By Brad Brooks
LONGMONT, Colorado (Reuters) -A Colorado jury on Monday found police officer Nathan Woodyard not guilty of manslaughter in the 2019 killing of Elijah McClain, a young Black man who died after police placed him in a chokehold during an arrest and medics injected him with a sedative.
Woodyard, 34, the last of three Aurora Police Department officers to stand trial in McClain's death, had been suspended without pay from the force since 2020.
Earlier this month, a jury rendered a split verdict for the two other officers charged in the case, finding officer Randy Roedema guilty of criminally negligent homicide and third-degree assault, and officer Jason Rosenblatt not guilty on any charges. Two paramedics face separate trials this month for their role in giving McClain ketamine, a powerful sedative at times used on highly agitated patients.
The death of McClain, 23, inspired sweeping police reforms in Colorado in 2020, including the banning of chokeholds. His case, however, initially received scant attention, with local prosecutors declining to file any charges.
That changed following the May 2020 killing of George Floyd, a Black man who died at the hands of Minneapolis police. Floyd's death ignited global racial injustice protests. Colorado Governor Jared Polis in June 2020 tasked the state attorney general's office with investigating the case. A state grand jury indicted the officers and paramedics in 2021.
"Today's verdict is not the one we hoped for, but we respect the jury system and accept this outcome," Attorney General Phil Weiser said in a written statement.
Weiser, referring to the upcoming trial of the paramedics, added: "We remain undeterred in our pursuit of accountability and justice for Elijah McClain and his family and friends."
Aurora's interim police chief, Art Acevedo, said in a written statement that the department respected the jury's decision and that he could not make more detailed comments given the paramedics' pending trial.
It was not clear if Woodyard would be back on the force in Aurora. A spokesperson for the city government said it would "take a few days to sort through" the possible next steps on Woodyard's employment. He said officials would be guided by the city charter, which states that any officer charged with a felony be immediately suspended, but that "such suspension shall be terminated by restoration to the service or by discharge as soon as the decision of the court becomes final."
Woodyard was the first officer to confront McClain as he walked home from a convenience store on Aug. 24, 2019, in the Denver suburb of Aurora. A bystander had called 911 to report that McClain, dressed in a winter coat and ski mask on a warm night, was acting suspiciously.
As the encounter escalated, Woodyard placed McClain in a carotid chokehold, which prosecutors said contributed to his death. In all, McClain was put in chokeholds at least twice during the stop and held down by officers for 15 minutes until the arrival of medics. McClain, who vomited into the ski mask he was wearing, repeatedly told the officers that he could not breathe.

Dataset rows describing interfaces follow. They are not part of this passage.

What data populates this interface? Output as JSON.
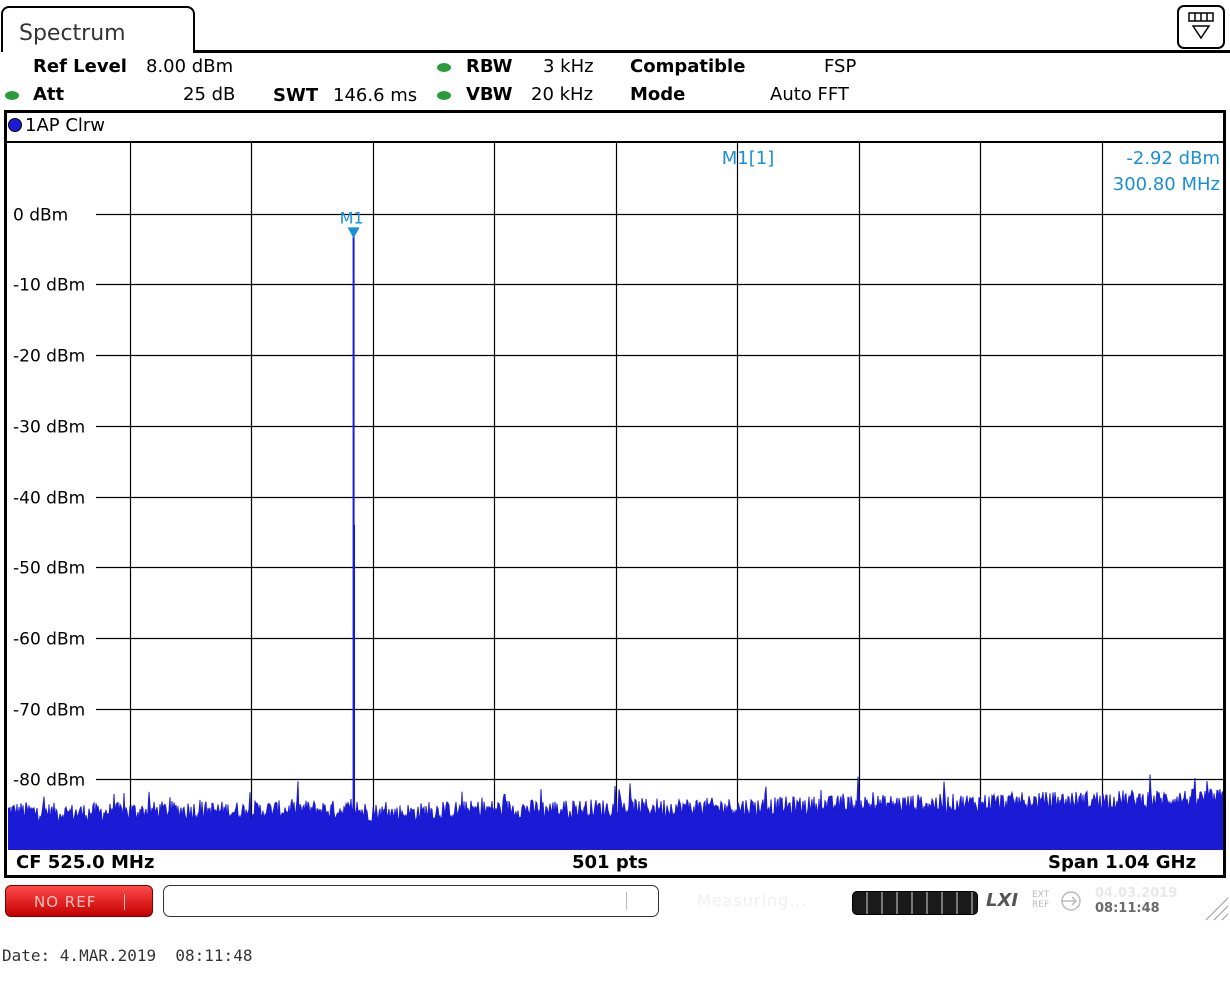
{
  "window": {
    "tab_title": "Spectrum"
  },
  "settings": {
    "ref_level_label": "Ref Level",
    "ref_level_value": "8.00 dBm",
    "att_label": "Att",
    "att_value": "25 dB",
    "swt_label": "SWT",
    "swt_value": "146.6 ms",
    "rbw_label": "RBW",
    "rbw_value": "3 kHz",
    "vbw_label": "VBW",
    "vbw_value": "20 kHz",
    "compatible_label": "Compatible",
    "compatible_value": "FSP",
    "mode_label": "Mode",
    "mode_value": "Auto FFT"
  },
  "trace": {
    "label": "1AP Clrw",
    "color": "#1b1bd6"
  },
  "marker": {
    "name": "M1",
    "readout_name": "M1[1]",
    "level": "-2.92 dBm",
    "freq": "300.80 MHz",
    "color": "#1a8fd6"
  },
  "footer_bar": {
    "cf": "CF 525.0 MHz",
    "pts": "501 pts",
    "span": "Span 1.04 GHz"
  },
  "status": {
    "noref": "NO REF",
    "measuring": "Measuring...",
    "lxi": "LXI",
    "ext_ref_1": "EXT",
    "ext_ref_2": "REF",
    "date": "04.03.2019",
    "time": "08:11:48"
  },
  "printed_date": "Date: 4.MAR.2019  08:11:48",
  "chart_data": {
    "type": "line",
    "xlabel": "",
    "ylabel": "",
    "xlim": [
      5,
      1045
    ],
    "x_unit": "MHz",
    "ylim": [
      -90,
      10
    ],
    "y_unit": "dBm",
    "y_ticks": [
      {
        "value": 0,
        "label": "0 dBm"
      },
      {
        "value": -10,
        "label": "-10 dBm"
      },
      {
        "value": -20,
        "label": "-20 dBm"
      },
      {
        "value": -30,
        "label": "-30 dBm"
      },
      {
        "value": -40,
        "label": "-40 dBm"
      },
      {
        "value": -50,
        "label": "-50 dBm"
      },
      {
        "value": -60,
        "label": "-60 dBm"
      },
      {
        "value": -70,
        "label": "-70 dBm"
      },
      {
        "value": -80,
        "label": "-80 dBm"
      }
    ],
    "grid": true,
    "series": [
      {
        "color": "#1b1bd6",
        "filled": true,
        "noise_floor": [
          [
            5,
            -84.5
          ],
          [
            60,
            -84.8
          ],
          [
            110,
            -84.6
          ],
          [
            160,
            -84.4
          ],
          [
            200,
            -84.5
          ],
          [
            260,
            -84.3
          ],
          [
            300,
            -84.4
          ],
          [
            330,
            -84.9
          ],
          [
            380,
            -84.5
          ],
          [
            430,
            -84.2
          ],
          [
            480,
            -84.3
          ],
          [
            530,
            -84.1
          ],
          [
            580,
            -84.0
          ],
          [
            630,
            -84.0
          ],
          [
            680,
            -83.8
          ],
          [
            730,
            -83.6
          ],
          [
            780,
            -83.5
          ],
          [
            830,
            -83.4
          ],
          [
            880,
            -83.2
          ],
          [
            930,
            -83.0
          ],
          [
            980,
            -82.9
          ],
          [
            1045,
            -82.7
          ]
        ],
        "peaks": [
          {
            "x": 300.8,
            "y": -2.92
          },
          {
            "x": 301.2,
            "y": -44.0
          }
        ]
      }
    ],
    "markers": [
      {
        "name": "M1",
        "x": 300.8,
        "y": -2.92
      }
    ]
  }
}
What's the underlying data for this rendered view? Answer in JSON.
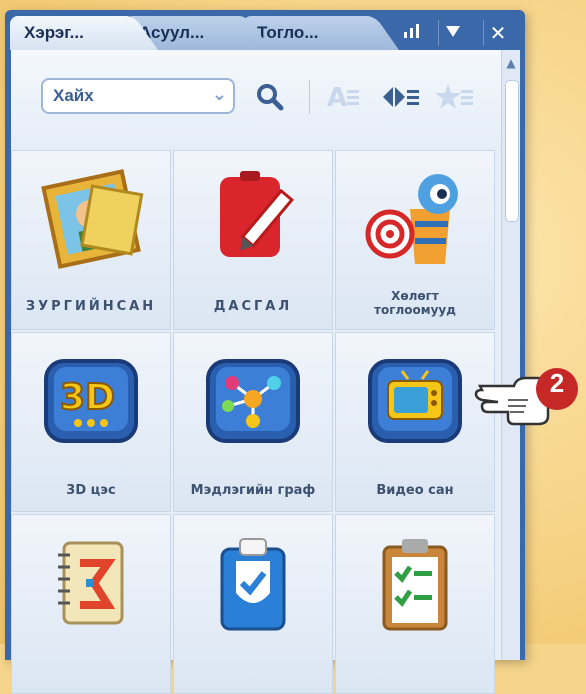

In his closing argument on Friday, prosecutor Jason Slothouber said Woodyard failed to follow his training in violently confronting McClain, and then failed to advise medics that McClain had complained he could not breathe and had choked on his own vomit.
"At every single turn, he chose to escalate," Slothouber said of Woodyard's use of force. "There was never an explanation to Mr. McClain of why this was happening to him."
Lawyers for Woodyard argued it was the ketamine injected by the paramedics that killed McClain. They cited a revised autopsy report by the county coroner's office that concluded McClain died from "complications of ketamine administration following forcible restraint."
"Nathan Woodyard did not kill Elijah McClain, he's not responsible for what other people did," defense attorney Andrew Ho said in his closing argument. "Ketamine is what killed Elijah McClain."
The two sides disputed how events unfolded during the stop.
Woodyard's lawyers argued that McClain tried to grab one of the officer's guns during the struggle, and that triggered a more aggressive response from the police.
Prosecutors say McClain never tried to grab the weapon. While body camera footage from the officers does not show McClain reaching for the gun, one of the officers, Roedema, can be heard on tape shouting that McClain was grabbing for the weapon.
Woodyard, who testified in his own defense, told the jury that in hindsight he would have done things differently. But in the moment, he testified, he feared for his life upon hearing that McClain had gone for the gun.
(Reporting by Brad Brooks in Longmont, ColoradoEditing by Paul Thomasch, Rod Nickel and Matthew Lewis)